**Exercise details:** An exact, complete copy of the entries is what is needed.

**Provided data:**

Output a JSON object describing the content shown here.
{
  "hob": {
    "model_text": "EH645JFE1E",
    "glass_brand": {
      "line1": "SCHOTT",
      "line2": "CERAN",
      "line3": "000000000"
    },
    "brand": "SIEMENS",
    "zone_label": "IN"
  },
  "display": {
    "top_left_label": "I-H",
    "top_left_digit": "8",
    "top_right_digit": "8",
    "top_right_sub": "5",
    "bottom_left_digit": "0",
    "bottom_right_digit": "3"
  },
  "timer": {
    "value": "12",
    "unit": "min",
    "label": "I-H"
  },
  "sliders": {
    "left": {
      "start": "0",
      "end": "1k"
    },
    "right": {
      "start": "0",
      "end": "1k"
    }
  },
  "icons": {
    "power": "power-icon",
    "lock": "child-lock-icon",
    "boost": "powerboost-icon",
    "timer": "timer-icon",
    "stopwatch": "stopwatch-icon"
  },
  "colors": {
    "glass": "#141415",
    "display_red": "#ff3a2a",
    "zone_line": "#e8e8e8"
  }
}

**Exercise result:**
Output a JSON object describing the content shown here.
{
  "hob": {
    "model_text": "EH645JFE1E",
    "glass_brand": {
      "line1": "SCHOTT",
      "line2": "CERAN",
      "line3": "000000000"
    },
    "brand": "SIEMENS",
    "zone_label": "IN"
  },
  "display": {
    "top_left_label": "I-H",
    "top_left_digit": "8",
    "top_right_digit": "8",
    "top_right_sub": "5",
    "bottom_left_digit": "0",
    "bottom_right_digit": "3"
  },
  "timer": {
    "value": "12",
    "unit": "min",
    "label": "I-H"
  },
  "sliders": {
    "left": {
      "start": "0",
      "end": "1k"
    },
    "right": {
      "start": "0",
      "end": "1k"
    }
  },
  "icons": {
    "power": "power-icon",
    "lock": "child-lock-icon",
    "boost": "powerboost-icon",
    "timer": "timer-icon",
    "stopwatch": "stopwatch-icon"
  },
  "colors": {
    "glass": "#141415",
    "display_red": "#ff3a2a",
    "zone_line": "#e8e8e8"
  }
}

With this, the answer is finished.